The moon is waning. Morning stars are Venus, Jupiter, Neptune and Uranus. Evening stars are Mercury, Saturn and Mars.
Those born on this date are under the sign of Gemini. They include Scottish economist Adam Smith in 1723; Scottish golf legend Old Tom Morris in 1821; American Indian leader Geronimo in 1829; British film comedian Stan Laurel (of Laurel and Hardy) in 1890; newspaper publisher Katharine Graham in 1917; authors Erich Segal in 1937 and Joyce Carol Oates in 1938 (age 73); country singer Billy Crash Craddock in 1939 (age 72); actor Joan Van Ark in 1943 (age 69); boxer Roberto Duran in 1951 (age 61); singer-songwriter Gino Vannelli in 1952 (age 60); actor Laurie Metcalf in 1955 (age 57); professional golfer Phil Mickelson in 1970 (age 42); and rapper Tupac Shakur in 1971.
On this date in history:
In 1883, the New York Giants had the first Ladies' Day baseball game.
In 1917, the first Congress of Soviets was convened in Russia.
In 1958, the leader of the unsuccessful Hungarian uprising against Soviet rule, former Premier Imre Nagy, was executed.
In 1963, the Soviet Union put the first woman into space, cosmonaut Valentina Tereshkova.
In 1977, Leonid Ilyich Brezhnev, first secretary of the Soviet Communist Party since 1964, was elected president of the Supreme Soviet, thereby becoming both head of party and head of state.
In 1986, South African blacks marked the 10th anniversary of the Soweto uprising with a 1-day strike. Eleven blacks were killed in the resulting violence.
In 1987, the last dusky seaside sparrow died at Walt Disney World.
Also in 1992, former U.S. Defense Secretary Casper Weinberger was indicted on five felony counts of lying to Congress and investigators in connection with the Iran-Contra scandal.
In 1999, U.S. Vice President Al Gore announced his candidacy for the Democratic presidential nomination.

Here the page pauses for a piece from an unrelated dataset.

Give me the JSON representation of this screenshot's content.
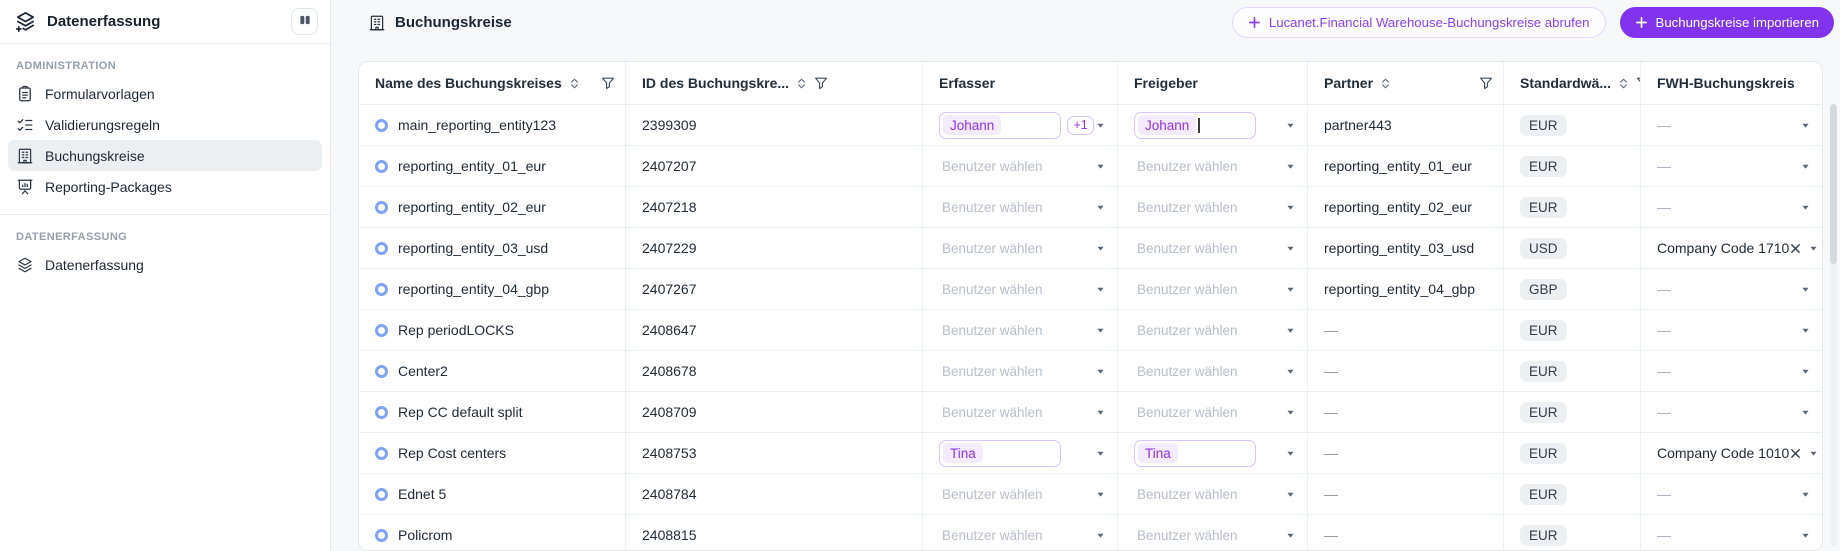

In 2004, the U.S. commission investigating the Sept. 11, 2001, terror attacks said Iraq played no role in the attacks and the CIA knew of a plot in June.
In 2005, the U.S. Army awarded the first Silver Star for bravery in combat to a female soldier in the Iraq war, Sgt. Leigh Ann Hester, 23, of Bowling Green, Ky.
In 2007, the bodies of 13 members of the Iraqi Olympic tae kwon do martial arts team were found near Ramadi, over a year after the athletes were abducted while driving to a Jordan training camp.
In 2008, one month after the California Supreme Court struck down laws prohibiting same-sex marriage, couples flooded into city halls all over the state to get married. California was the second state, behind Massachusetts, to legalize same-sex marriage.
In 2009, U.S. Sen. John Ensign, R-Nev., acknowledged a 9-month extramarital affair with a former staff member. He resigned his chairmanship of the Republican Policy Committee but remained in the Senate.
Also in 2009, U.S. President Barack Obama signed an executive order granting some healthcare benefits to same-sex partners of federal employees.
In 2010, BP, the British oil giant battling the worst oil spill in U.S. history at the rapidly spreading Gulf of Mexico site, and pay damages for those hit by a sharp income decline because of the runaway gusher.
In 2011, U.S. Rep. Anthony Weiner, D-N.Y., announced he would resign after admitting he sent sexually suggestive photos on online social networks Facebook and Twitter. He left office the following week.
Also in 2011, angry fans, enraged when their Vancouver Canucks lost the National Hockey League championship to Boston, surged through downtown after the game, looting stores, burning cars and battling police and each other.
A thought for the day: "Neither a borrower nor a lender be" comes from "Hamlet." And the line about a bank being "a place that will lend you money if you can prove that you don't need it" comes from Bob Hope.